Attorney Cliff RiedersCliff Rieders is a Nationally Board Certified Trial Lawyer practicing personal injury law. A large part of his practice involves multi-district litigation, including cases related to pharmaceuticals, vitamin supplements and medical devices. He is admitted in several state and federal courts, as well as the Supreme Court of the United States. Rieders is the past regional president of the Federal Bar Association and is a life member of the distinguished American Law Institute, which promulgates proposed rules adopted by many state courts. He is a past president of the Pennsylvania Association for Justice, formerly Pennsylvania Trial Lawyers Association. As a founder of the Pennsylvania Patient Safety Authority, he served on the Board for 15 years.

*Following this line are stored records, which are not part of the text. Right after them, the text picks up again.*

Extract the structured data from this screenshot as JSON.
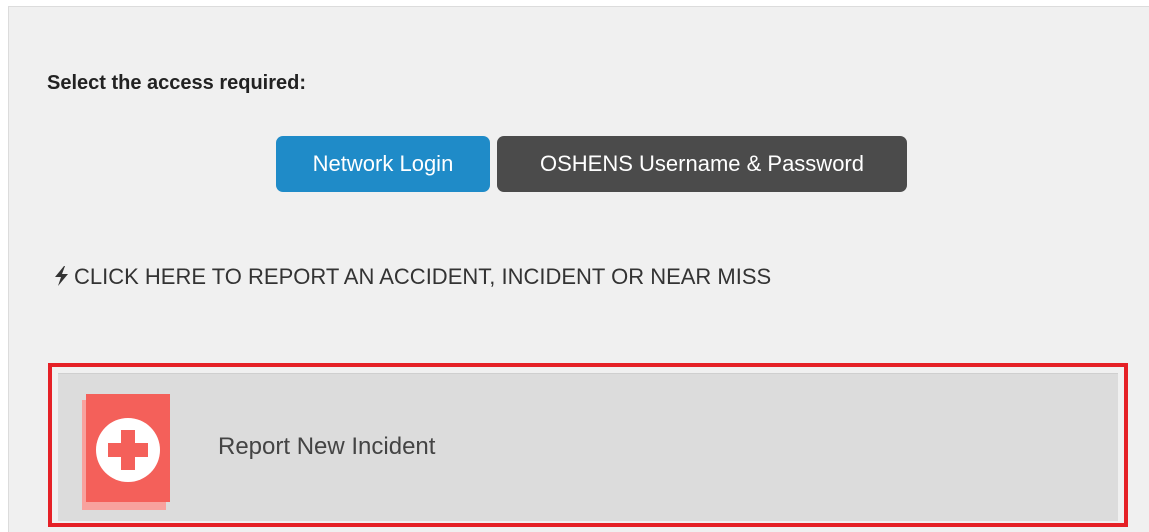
{
  "access": {
    "prompt": "Select the access required:",
    "network_login_label": "Network Login",
    "oshens_login_label": "OSHENS Username & Password"
  },
  "report_link": {
    "icon": "bolt-icon",
    "text": "CLICK HERE TO REPORT AN ACCIDENT, INCIDENT OR NEAR MISS"
  },
  "incident_tile": {
    "icon": "medical-plus-icon",
    "label": "Report New Incident"
  },
  "colors": {
    "primary_button": "#1f8bc8",
    "secondary_button": "#4b4b4b",
    "highlight_border": "#e52026",
    "icon_red": "#f4605a",
    "panel_background": "#f0f0f0"
  }
}
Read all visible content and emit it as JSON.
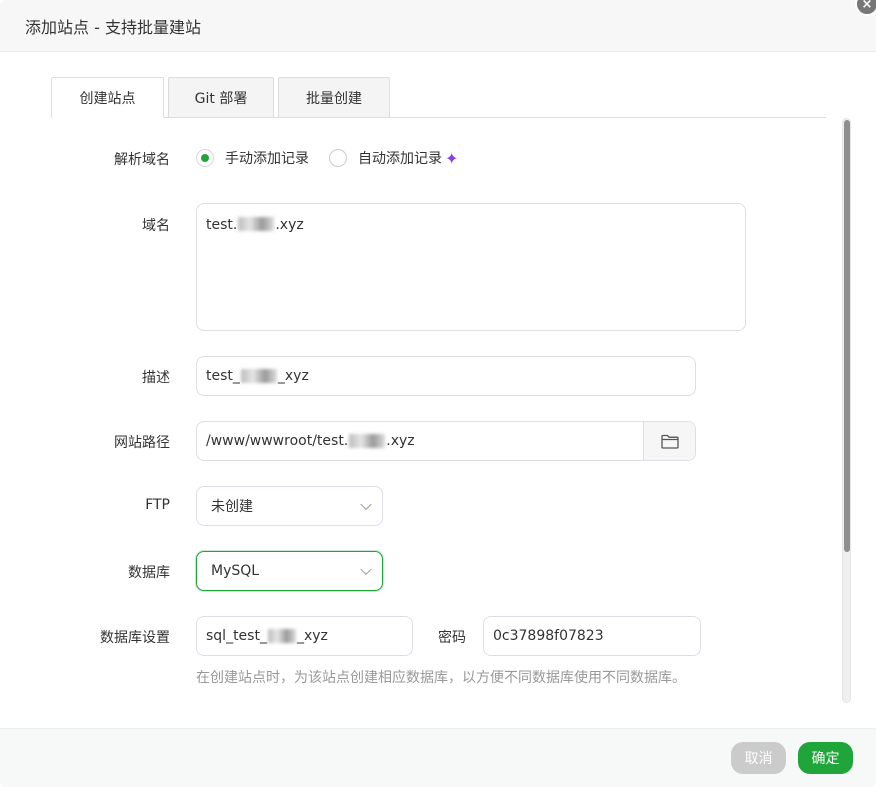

Not only has Rieders held many highly esteemed, leadership positions, he authored legislation related to the Patient Safety Authority and the Mcare Act, which governs medical and hospital liability actions in Pennsylvania. He authored texts upon which both practitioners and judges rely, including Pennsylvania Malpractice Laws and Forms, and Financial Responsibility Law Issues in Pennsylvania, the latter governing auto and truck collisions in Pennsylvania. In addition, he wrote several books on the practice of law in Pennsylvania regarding wrongful death and survivor actions, insurance bad faith, legal malpractice claims and worker rights, among others. Rieders also serves as a resource to practitioners as a regular speaker for Celesq, an arm of the world’s largest legal publisher, Thomson Reuters West Publishing.

As recognition of his wide range of contribution to his profession and of his dedication to protecting the rights of his clients, he received numerous awards, among them the George F. Douglas Amicus Curiae Award, the Milton D. Rosenberg Award, the B’nai B’rith Justice Award, and awards of recognition from the Pennsylvania Trial Lawyers. [ Attorney Bio ]



Article Categories